We have to ask about Canada’s Drag Race! How has your life changed since appearing on the show?
WELL, it’s definitely been a wild ride! Miss Rona had its way with us and tried to mess up our plans, but like I said, you can’t keep a good bitch down!
Honestly, the amount of incredible opportunities that have been coming in and continue to come in is beyond. I’m so grateful for every little thing that comes my way, and now I have a completely new outlook on life and performing. Drag Race taught me a lot about myself as well, and the type of person and performer I am. It showed me how to be better—not only for myself, but for others.
What do you like to do, apart from performing?
Honestly, nothing, haha!
I like to smoke weed and lay on a beach somewhere with friends—and if I’m not doing that, I’m definitely smoking weed and playing video games. Most likely Fortnite! 😉
Is there an LGBTQ+ charity or organization that is close to your heart? How can people support it?
YES! Rainbow Railroad! This incredible organization helps queer refugees safely find a new life here in Canada where they can be themselves without fear. I’ve met individuals from this organization who have come to Canada and hearing their stories and learning from them is so powerful.
$10,000 is approximately the cost to give someone a future full of love and acceptance. Please please please visit their website and open your hearts and wallets and donate today!
What’s next for Scarlett Bobo? Any fun plans or exciting projects you can share with us?
OUUU HENNY! She’s about to have the hottest girl summer!

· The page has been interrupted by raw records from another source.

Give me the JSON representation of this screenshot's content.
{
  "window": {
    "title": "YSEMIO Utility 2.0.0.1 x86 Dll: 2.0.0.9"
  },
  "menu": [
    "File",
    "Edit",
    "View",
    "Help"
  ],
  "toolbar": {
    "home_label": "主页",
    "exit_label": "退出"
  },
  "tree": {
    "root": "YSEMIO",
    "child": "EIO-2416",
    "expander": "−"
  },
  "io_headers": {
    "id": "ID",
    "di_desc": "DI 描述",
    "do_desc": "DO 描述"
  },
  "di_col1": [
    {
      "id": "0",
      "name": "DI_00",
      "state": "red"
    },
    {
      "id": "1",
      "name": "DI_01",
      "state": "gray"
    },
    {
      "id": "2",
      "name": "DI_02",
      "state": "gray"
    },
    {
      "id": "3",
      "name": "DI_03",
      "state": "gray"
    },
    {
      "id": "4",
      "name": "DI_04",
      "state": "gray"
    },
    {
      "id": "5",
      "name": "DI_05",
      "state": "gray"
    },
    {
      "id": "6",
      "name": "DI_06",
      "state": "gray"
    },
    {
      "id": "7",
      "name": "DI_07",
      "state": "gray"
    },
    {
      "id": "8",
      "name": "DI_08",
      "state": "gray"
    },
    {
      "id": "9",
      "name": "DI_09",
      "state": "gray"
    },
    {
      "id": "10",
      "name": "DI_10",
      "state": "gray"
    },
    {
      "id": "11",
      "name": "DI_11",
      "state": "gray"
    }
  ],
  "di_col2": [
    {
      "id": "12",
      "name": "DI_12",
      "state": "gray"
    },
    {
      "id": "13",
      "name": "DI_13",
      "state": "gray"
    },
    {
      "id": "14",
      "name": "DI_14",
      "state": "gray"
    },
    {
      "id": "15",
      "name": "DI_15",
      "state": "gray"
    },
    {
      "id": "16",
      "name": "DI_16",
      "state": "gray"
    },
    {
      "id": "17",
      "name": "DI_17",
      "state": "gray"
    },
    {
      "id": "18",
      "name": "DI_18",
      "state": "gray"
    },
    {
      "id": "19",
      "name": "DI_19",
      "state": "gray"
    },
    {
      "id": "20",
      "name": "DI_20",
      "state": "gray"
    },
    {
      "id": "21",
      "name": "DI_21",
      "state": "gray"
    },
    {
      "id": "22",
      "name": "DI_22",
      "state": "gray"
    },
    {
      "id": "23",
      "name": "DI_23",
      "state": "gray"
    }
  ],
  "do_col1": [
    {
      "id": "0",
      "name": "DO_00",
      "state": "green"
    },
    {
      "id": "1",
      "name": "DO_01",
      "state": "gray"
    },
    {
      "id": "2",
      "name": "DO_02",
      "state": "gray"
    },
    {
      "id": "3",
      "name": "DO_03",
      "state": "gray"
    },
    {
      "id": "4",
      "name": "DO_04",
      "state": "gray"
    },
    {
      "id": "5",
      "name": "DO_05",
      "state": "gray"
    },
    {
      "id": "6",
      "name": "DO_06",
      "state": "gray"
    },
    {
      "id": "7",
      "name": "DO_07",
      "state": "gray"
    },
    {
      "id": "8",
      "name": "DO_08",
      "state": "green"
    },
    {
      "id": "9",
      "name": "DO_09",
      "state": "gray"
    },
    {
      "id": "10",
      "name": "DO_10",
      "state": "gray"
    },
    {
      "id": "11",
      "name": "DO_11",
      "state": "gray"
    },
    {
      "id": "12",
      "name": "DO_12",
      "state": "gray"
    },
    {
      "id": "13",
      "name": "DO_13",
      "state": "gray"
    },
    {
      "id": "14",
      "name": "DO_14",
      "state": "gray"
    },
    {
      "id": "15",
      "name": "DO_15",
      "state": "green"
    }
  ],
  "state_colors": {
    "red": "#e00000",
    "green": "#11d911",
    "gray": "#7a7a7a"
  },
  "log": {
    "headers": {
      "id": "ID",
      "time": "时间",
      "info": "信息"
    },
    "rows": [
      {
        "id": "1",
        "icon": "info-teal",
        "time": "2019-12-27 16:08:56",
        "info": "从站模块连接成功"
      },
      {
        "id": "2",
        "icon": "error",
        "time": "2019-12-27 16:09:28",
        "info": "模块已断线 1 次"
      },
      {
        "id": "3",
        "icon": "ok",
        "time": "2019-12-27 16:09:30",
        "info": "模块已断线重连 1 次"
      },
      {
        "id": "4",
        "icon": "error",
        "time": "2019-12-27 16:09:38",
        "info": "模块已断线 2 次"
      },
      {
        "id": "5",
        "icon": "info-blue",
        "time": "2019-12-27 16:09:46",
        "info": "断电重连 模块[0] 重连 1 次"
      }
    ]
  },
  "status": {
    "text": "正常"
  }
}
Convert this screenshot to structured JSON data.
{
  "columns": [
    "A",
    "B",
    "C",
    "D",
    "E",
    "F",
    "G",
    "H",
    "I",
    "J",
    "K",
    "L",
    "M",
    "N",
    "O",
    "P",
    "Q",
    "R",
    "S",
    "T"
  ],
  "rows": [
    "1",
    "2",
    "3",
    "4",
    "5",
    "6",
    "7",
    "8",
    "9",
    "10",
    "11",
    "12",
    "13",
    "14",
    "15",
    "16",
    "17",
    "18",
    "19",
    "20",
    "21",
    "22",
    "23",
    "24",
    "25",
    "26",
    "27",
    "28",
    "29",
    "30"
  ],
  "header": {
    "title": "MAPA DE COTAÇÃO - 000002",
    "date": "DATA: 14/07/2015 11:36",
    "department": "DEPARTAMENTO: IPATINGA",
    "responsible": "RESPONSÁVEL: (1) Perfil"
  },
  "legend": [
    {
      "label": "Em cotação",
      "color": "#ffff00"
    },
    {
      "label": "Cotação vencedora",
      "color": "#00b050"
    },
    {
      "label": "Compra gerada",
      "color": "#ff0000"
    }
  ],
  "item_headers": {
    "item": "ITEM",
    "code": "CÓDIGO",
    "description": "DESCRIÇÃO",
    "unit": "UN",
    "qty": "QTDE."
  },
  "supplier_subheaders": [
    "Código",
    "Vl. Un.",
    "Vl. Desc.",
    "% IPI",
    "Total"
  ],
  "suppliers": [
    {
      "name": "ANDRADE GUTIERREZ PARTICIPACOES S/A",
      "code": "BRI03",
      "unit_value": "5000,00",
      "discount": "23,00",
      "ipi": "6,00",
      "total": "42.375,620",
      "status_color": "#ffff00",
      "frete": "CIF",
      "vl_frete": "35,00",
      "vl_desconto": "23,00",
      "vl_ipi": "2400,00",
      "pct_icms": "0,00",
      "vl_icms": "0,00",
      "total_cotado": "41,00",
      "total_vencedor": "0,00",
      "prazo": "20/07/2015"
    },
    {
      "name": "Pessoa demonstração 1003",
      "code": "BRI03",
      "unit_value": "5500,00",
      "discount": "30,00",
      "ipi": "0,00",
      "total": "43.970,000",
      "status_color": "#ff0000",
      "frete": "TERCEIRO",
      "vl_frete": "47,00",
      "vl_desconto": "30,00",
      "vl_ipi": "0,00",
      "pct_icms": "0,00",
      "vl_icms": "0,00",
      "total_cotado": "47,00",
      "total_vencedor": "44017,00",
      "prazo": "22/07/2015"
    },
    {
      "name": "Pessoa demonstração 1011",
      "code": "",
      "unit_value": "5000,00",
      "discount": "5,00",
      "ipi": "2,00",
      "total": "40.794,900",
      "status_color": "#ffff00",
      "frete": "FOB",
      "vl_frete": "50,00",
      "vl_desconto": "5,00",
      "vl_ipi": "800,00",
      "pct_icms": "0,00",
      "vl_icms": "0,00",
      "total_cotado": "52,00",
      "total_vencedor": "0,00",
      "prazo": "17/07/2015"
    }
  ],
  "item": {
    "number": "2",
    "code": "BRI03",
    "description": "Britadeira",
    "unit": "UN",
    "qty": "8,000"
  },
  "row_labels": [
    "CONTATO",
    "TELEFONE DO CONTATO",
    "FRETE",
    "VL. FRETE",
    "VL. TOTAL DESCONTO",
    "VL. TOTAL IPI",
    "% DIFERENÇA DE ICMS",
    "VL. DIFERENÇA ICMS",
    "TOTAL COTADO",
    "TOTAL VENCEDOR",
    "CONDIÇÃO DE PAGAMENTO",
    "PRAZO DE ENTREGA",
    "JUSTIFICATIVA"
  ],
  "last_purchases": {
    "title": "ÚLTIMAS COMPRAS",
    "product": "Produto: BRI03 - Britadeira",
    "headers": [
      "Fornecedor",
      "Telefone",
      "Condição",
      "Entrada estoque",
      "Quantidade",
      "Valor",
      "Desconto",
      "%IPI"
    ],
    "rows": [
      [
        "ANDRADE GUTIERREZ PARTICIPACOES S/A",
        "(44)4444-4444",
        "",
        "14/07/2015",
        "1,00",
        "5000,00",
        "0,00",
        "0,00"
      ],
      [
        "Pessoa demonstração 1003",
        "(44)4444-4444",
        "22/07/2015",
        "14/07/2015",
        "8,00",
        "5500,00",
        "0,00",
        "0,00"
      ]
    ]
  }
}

I’m prepping for my tours this summer and fall. Absolut Empire’s Ball is coming back stronger than ever. I’m working on a docu-series with my sister Quanah Style, finishing my album, and starting to write my tell-all book! So, I think I’ve got my work cut out for me!
What message do you have for the LGBTQ+ community across Canada?
Times will always seem difficult when looked at through a negative lens. Throw on those rose-coloured sunglasses and smile. Uplift your brothers and sisters. Reach out. Listen. Respect each other and please … be kind to each other. We’re in this together.
All the love and bad-assery!